┌──

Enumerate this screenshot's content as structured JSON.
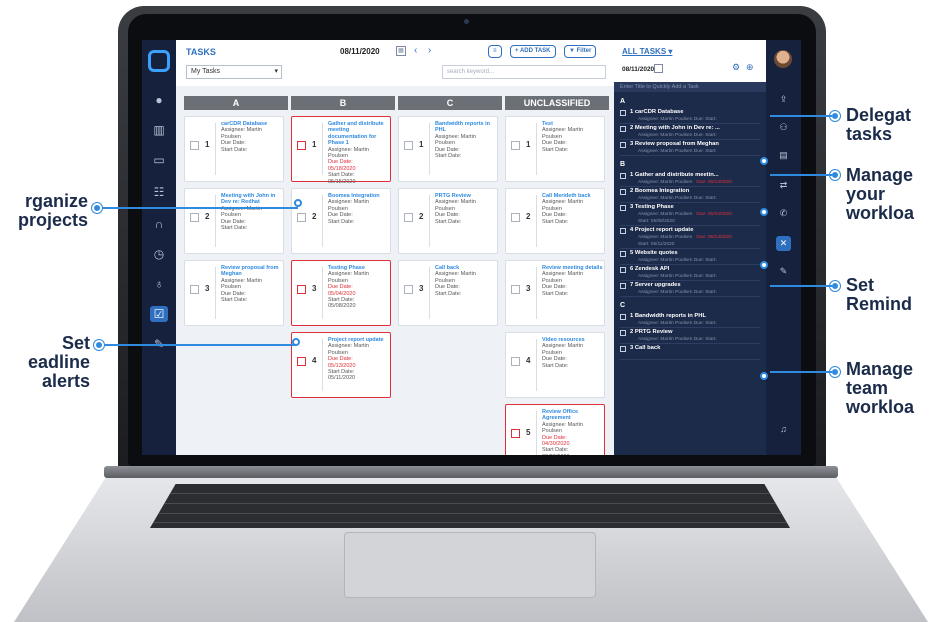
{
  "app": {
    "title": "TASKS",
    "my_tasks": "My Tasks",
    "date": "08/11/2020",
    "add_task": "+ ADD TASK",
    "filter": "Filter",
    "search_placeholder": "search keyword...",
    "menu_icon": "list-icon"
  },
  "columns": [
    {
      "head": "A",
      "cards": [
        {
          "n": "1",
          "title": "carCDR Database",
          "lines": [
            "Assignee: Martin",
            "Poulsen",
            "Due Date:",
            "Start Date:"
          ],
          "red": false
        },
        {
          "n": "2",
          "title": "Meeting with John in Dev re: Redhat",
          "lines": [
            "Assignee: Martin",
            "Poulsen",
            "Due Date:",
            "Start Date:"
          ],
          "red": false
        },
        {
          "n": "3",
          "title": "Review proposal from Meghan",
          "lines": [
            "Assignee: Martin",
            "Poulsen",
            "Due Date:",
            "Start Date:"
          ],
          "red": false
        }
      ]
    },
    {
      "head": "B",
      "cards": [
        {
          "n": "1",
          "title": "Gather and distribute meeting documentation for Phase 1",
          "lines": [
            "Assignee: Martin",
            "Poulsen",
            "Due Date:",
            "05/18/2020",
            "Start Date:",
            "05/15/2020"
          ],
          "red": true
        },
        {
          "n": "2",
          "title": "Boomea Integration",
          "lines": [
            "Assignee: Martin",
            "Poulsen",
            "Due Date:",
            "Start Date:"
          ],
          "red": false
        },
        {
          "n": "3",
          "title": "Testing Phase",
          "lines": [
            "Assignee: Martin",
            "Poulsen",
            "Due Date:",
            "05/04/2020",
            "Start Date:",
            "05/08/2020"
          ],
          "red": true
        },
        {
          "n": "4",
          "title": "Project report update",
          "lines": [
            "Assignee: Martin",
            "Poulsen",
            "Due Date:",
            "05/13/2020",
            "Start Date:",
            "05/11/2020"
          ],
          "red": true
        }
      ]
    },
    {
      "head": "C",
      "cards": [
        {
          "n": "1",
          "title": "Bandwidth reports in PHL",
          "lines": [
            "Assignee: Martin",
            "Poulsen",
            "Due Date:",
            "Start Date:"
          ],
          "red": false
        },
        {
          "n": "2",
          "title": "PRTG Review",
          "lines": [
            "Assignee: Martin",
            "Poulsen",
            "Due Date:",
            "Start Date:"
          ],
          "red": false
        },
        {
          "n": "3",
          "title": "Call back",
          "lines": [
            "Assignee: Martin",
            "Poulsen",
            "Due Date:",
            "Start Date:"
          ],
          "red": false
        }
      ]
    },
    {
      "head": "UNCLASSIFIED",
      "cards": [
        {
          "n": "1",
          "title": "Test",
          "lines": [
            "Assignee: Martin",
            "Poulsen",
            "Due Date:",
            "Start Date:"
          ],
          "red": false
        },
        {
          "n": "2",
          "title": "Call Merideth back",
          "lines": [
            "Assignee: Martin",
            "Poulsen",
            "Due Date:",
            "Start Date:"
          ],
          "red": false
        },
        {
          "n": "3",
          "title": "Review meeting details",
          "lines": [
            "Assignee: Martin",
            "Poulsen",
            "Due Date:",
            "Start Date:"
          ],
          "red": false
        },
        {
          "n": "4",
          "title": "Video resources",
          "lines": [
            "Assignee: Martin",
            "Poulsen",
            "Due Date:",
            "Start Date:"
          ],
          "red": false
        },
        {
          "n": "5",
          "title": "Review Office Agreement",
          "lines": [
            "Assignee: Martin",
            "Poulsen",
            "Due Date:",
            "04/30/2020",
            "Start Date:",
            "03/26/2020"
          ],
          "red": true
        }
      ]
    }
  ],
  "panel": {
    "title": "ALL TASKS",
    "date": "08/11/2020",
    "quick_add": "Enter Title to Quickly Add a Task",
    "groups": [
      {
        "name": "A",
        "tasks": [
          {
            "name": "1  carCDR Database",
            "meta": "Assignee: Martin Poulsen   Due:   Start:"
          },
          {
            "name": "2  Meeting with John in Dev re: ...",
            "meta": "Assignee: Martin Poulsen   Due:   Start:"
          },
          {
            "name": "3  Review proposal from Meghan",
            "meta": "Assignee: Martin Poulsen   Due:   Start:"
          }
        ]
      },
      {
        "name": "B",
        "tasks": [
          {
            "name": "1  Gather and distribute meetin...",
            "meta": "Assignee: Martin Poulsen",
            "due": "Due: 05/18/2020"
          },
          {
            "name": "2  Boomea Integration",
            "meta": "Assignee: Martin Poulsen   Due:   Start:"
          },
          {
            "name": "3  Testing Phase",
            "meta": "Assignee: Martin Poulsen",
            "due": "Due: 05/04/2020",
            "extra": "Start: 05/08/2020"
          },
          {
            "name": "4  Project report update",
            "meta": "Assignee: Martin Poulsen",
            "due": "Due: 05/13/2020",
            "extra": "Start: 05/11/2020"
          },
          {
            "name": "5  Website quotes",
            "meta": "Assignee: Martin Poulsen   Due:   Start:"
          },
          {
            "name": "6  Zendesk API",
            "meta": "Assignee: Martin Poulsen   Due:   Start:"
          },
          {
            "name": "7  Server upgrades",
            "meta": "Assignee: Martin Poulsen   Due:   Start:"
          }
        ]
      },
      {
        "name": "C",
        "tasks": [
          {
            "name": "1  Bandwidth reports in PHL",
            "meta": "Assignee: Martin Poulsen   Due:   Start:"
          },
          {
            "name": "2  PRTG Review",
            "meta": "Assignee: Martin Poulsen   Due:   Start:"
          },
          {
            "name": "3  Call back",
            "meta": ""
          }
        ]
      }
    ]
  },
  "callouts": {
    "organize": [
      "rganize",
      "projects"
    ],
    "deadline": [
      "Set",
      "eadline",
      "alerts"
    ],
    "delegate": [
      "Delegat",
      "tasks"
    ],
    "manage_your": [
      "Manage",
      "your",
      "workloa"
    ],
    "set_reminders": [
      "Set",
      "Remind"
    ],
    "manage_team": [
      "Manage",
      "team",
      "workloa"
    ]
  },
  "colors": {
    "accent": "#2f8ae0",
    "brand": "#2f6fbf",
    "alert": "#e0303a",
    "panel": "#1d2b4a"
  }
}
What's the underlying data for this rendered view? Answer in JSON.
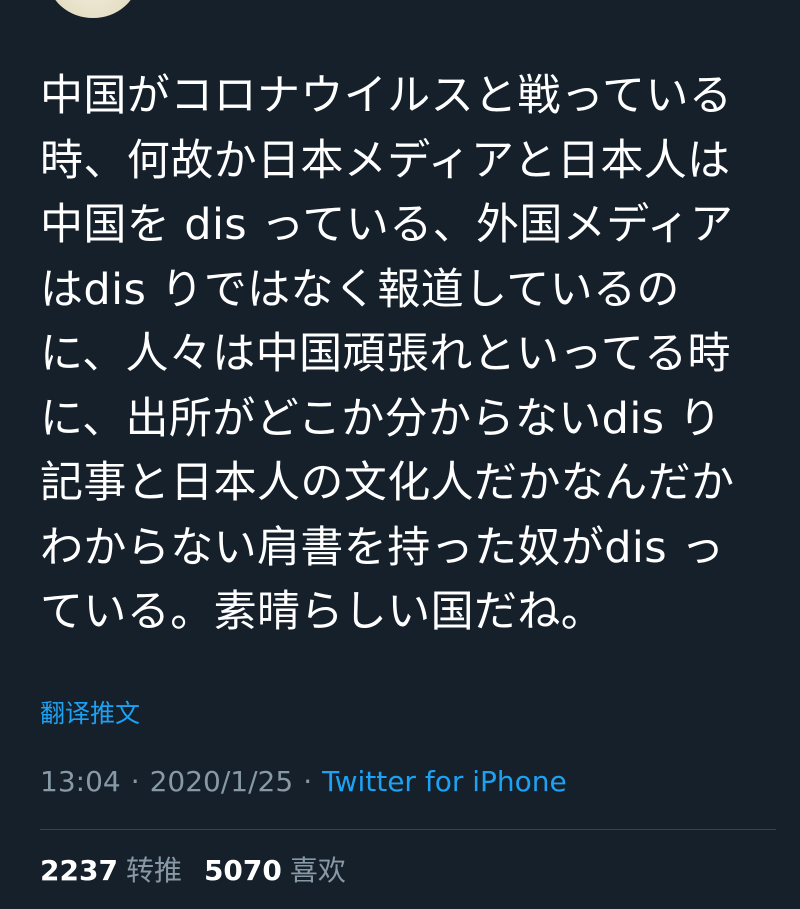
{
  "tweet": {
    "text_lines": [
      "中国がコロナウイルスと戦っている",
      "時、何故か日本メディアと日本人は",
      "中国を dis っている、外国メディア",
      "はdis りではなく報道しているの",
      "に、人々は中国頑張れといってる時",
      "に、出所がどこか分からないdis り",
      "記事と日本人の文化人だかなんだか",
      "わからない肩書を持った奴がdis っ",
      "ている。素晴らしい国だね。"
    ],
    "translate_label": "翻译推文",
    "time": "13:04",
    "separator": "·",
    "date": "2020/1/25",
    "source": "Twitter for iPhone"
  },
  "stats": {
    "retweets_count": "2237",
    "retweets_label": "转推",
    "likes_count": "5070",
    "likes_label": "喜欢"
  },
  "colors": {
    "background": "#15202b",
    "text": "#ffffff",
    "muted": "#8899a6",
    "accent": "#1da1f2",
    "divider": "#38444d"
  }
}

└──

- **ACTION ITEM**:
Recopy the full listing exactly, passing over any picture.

- **PROBLEM SOLUTION**:
Enumerate this screenshot's content as structured JSON.
{
  "app": {
    "title": "TASKS",
    "my_tasks": "My Tasks",
    "date": "08/11/2020",
    "add_task": "+ ADD TASK",
    "filter": "Filter",
    "search_placeholder": "search keyword...",
    "menu_icon": "list-icon"
  },
  "columns": [
    {
      "head": "A",
      "cards": [
        {
          "n": "1",
          "title": "carCDR Database",
          "lines": [
            "Assignee: Martin",
            "Poulsen",
            "Due Date:",
            "Start Date:"
          ],
          "red": false
        },
        {
          "n": "2",
          "title": "Meeting with John in Dev re: Redhat",
          "lines": [
            "Assignee: Martin",
            "Poulsen",
            "Due Date:",
            "Start Date:"
          ],
          "red": false
        },
        {
          "n": "3",
          "title": "Review proposal from Meghan",
          "lines": [
            "Assignee: Martin",
            "Poulsen",
            "Due Date:",
            "Start Date:"
          ],
          "red": false
        }
      ]
    },
    {
      "head": "B",
      "cards": [
        {
          "n": "1",
          "title": "Gather and distribute meeting documentation for Phase 1",
          "lines": [
            "Assignee: Martin",
            "Poulsen",
            "Due Date:",
            "05/18/2020",
            "Start Date:",
            "05/15/2020"
          ],
          "red": true
        },
        {
          "n": "2",
          "title": "Boomea Integration",
          "lines": [
            "Assignee: Martin",
            "Poulsen",
            "Due Date:",
            "Start Date:"
          ],
          "red": false
        },
        {
          "n": "3",
          "title": "Testing Phase",
          "lines": [
            "Assignee: Martin",
            "Poulsen",
            "Due Date:",
            "05/04/2020",
            "Start Date:",
            "05/08/2020"
          ],
          "red": true
        },
        {
          "n": "4",
          "title": "Project report update",
          "lines": [
            "Assignee: Martin",
            "Poulsen",
            "Due Date:",
            "05/13/2020",
            "Start Date:",
            "05/11/2020"
          ],
          "red": true
        }
      ]
    },
    {
      "head": "C",
      "cards": [
        {
          "n": "1",
          "title": "Bandwidth reports in PHL",
          "lines": [
            "Assignee: Martin",
            "Poulsen",
            "Due Date:",
            "Start Date:"
          ],
          "red": false
        },
        {
          "n": "2",
          "title": "PRTG Review",
          "lines": [
            "Assignee: Martin",
            "Poulsen",
            "Due Date:",
            "Start Date:"
          ],
          "red": false
        },
        {
          "n": "3",
          "title": "Call back",
          "lines": [
            "Assignee: Martin",
            "Poulsen",
            "Due Date:",
            "Start Date:"
          ],
          "red": false
        }
      ]
    },
    {
      "head": "UNCLASSIFIED",
      "cards": [
        {
          "n": "1",
          "title": "Test",
          "lines": [
            "Assignee: Martin",
            "Poulsen",
            "Due Date:",
            "Start Date:"
          ],
          "red": false
        },
        {
          "n": "2",
          "title": "Call Merideth back",
          "lines": [
            "Assignee: Martin",
            "Poulsen",
            "Due Date:",
            "Start Date:"
          ],
          "red": false
        },
        {
          "n": "3",
          "title": "Review meeting details",
          "lines": [
            "Assignee: Martin",
            "Poulsen",
            "Due Date:",
            "Start Date:"
          ],
          "red": false
        },
        {
          "n": "4",
          "title": "Video resources",
          "lines": [
            "Assignee: Martin",
            "Poulsen",
            "Due Date:",
            "Start Date:"
          ],
          "red": false
        },
        {
          "n": "5",
          "title": "Review Office Agreement",
          "lines": [
            "Assignee: Martin",
            "Poulsen",
            "Due Date:",
            "04/30/2020",
            "Start Date:",
            "03/26/2020"
          ],
          "red": true
        }
      ]
    }
  ],
  "panel": {
    "title": "ALL TASKS",
    "date": "08/11/2020",
    "quick_add": "Enter Title to Quickly Add a Task",
    "groups": [
      {
        "name": "A",
        "tasks": [
          {
            "name": "1  carCDR Database",
            "meta": "Assignee: Martin Poulsen   Due:   Start:"
          },
          {
            "name": "2  Meeting with John in Dev re: ...",
            "meta": "Assignee: Martin Poulsen   Due:   Start:"
          },
          {
            "name": "3  Review proposal from Meghan",
            "meta": "Assignee: Martin Poulsen   Due:   Start:"
          }
        ]
      },
      {
        "name": "B",
        "tasks": [
          {
            "name": "1  Gather and distribute meetin...",
            "meta": "Assignee: Martin Poulsen",
            "due": "Due: 05/18/2020"
          },
          {
            "name": "2  Boomea Integration",
            "meta": "Assignee: Martin Poulsen   Due:   Start:"
          },
          {
            "name": "3  Testing Phase",
            "meta": "Assignee: Martin Poulsen",
            "due": "Due: 05/04/2020",
            "extra": "Start: 05/08/2020"
          },
          {
            "name": "4  Project report update",
            "meta": "Assignee: Martin Poulsen",
            "due": "Due: 05/13/2020",
            "extra": "Start: 05/11/2020"
          },
          {
            "name": "5  Website quotes",
            "meta": "Assignee: Martin Poulsen   Due:   Start:"
          },
          {
            "name": "6  Zendesk API",
            "meta": "Assignee: Martin Poulsen   Due:   Start:"
          },
          {
            "name": "7  Server upgrades",
            "meta": "Assignee: Martin Poulsen   Due:   Start:"
          }
        ]
      },
      {
        "name": "C",
        "tasks": [
          {
            "name": "1  Bandwidth reports in PHL",
            "meta": "Assignee: Martin Poulsen   Due:   Start:"
          },
          {
            "name": "2  PRTG Review",
            "meta": "Assignee: Martin Poulsen   Due:   Start:"
          },
          {
            "name": "3  Call back",
            "meta": ""
          }
        ]
      }
    ]
  },
  "callouts": {
    "organize": [
      "rganize",
      "projects"
    ],
    "deadline": [
      "Set",
      "eadline",
      "alerts"
    ],
    "delegate": [
      "Delegat",
      "tasks"
    ],
    "manage_your": [
      "Manage",
      "your",
      "workloa"
    ],
    "set_reminders": [
      "Set",
      "Remind"
    ],
    "manage_team": [
      "Manage",
      "team",
      "workloa"
    ]
  },
  "colors": {
    "accent": "#2f8ae0",
    "brand": "#2f6fbf",
    "alert": "#e0303a",
    "panel": "#1d2b4a"
  }
}
What's the underlying data for this rendered view? Answer in JSON.
{
  "tweet": {
    "text_lines": [
      "中国がコロナウイルスと戦っている",
      "時、何故か日本メディアと日本人は",
      "中国を dis っている、外国メディア",
      "はdis りではなく報道しているの",
      "に、人々は中国頑張れといってる時",
      "に、出所がどこか分からないdis り",
      "記事と日本人の文化人だかなんだか",
      "わからない肩書を持った奴がdis っ",
      "ている。素晴らしい国だね。"
    ],
    "translate_label": "翻译推文",
    "time": "13:04",
    "separator": "·",
    "date": "2020/1/25",
    "source": "Twitter for iPhone"
  },
  "stats": {
    "retweets_count": "2237",
    "retweets_label": "转推",
    "likes_count": "5070",
    "likes_label": "喜欢"
  },
  "colors": {
    "background": "#15202b",
    "text": "#ffffff",
    "muted": "#8899a6",
    "accent": "#1da1f2",
    "divider": "#38444d"
  }
}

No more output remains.